_TRY IT_
In the records below, find each line with "desc" and copy it.

_SUPPLIED INFORMATION_
----
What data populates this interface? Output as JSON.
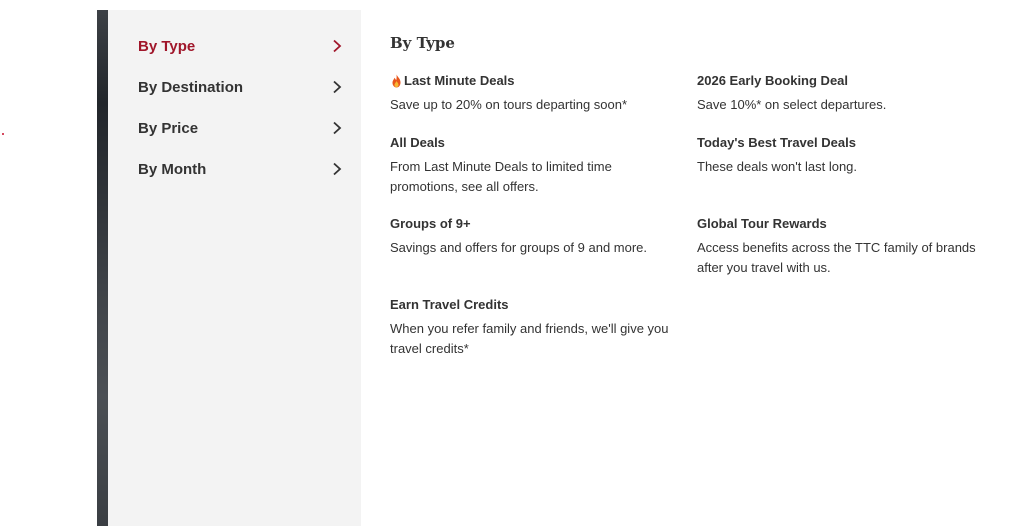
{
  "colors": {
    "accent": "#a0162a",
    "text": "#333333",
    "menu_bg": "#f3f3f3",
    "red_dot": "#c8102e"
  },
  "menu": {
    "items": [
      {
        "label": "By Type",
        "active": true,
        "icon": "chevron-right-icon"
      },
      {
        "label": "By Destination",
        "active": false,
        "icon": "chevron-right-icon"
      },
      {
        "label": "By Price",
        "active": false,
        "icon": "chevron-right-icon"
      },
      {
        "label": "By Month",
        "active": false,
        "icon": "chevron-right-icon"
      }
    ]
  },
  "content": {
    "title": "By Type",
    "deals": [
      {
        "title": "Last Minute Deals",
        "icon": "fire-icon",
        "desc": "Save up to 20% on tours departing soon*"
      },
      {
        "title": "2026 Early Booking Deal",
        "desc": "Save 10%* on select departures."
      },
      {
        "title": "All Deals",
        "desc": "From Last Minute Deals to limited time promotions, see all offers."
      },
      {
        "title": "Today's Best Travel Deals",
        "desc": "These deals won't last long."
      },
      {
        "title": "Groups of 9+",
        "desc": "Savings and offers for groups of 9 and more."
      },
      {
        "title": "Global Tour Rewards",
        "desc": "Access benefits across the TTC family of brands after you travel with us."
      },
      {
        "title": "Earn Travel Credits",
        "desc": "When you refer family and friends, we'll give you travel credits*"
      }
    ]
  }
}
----
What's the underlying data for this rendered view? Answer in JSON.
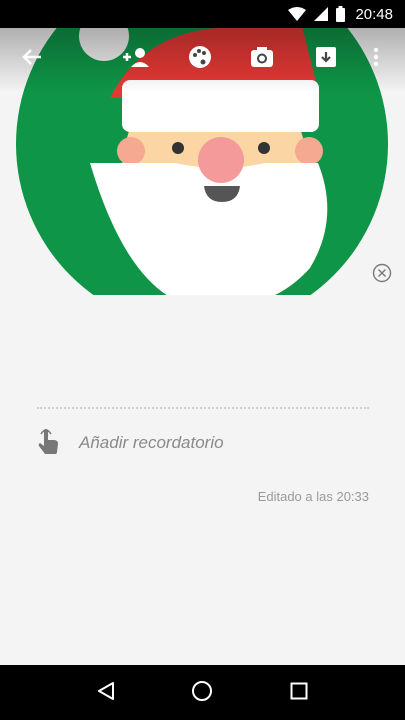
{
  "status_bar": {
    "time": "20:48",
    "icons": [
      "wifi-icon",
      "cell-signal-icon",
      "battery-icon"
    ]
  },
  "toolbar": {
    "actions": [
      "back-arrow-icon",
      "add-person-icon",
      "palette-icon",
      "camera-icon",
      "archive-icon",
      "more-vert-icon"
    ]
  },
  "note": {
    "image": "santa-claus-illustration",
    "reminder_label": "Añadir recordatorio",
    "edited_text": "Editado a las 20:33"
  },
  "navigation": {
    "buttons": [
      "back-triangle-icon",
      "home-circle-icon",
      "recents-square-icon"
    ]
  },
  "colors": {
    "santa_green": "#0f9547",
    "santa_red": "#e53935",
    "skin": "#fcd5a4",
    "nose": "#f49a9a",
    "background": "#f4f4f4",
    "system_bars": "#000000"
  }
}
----
_WRITTEN ANSWER_
        "desc": "Save up to 20% on tours departing soon*"
        "desc": "Save 10%* on select departures."
        "desc": "From Last Minute Deals to limited time promotions, see all offers."
        "desc": "These deals won't last long."
        "desc": "Savings and offers for groups of 9 and more."
        "desc": "Access benefits across the TTC family of brands after you travel with us."
        "desc": "When you refer family and friends, we'll give you travel credits*"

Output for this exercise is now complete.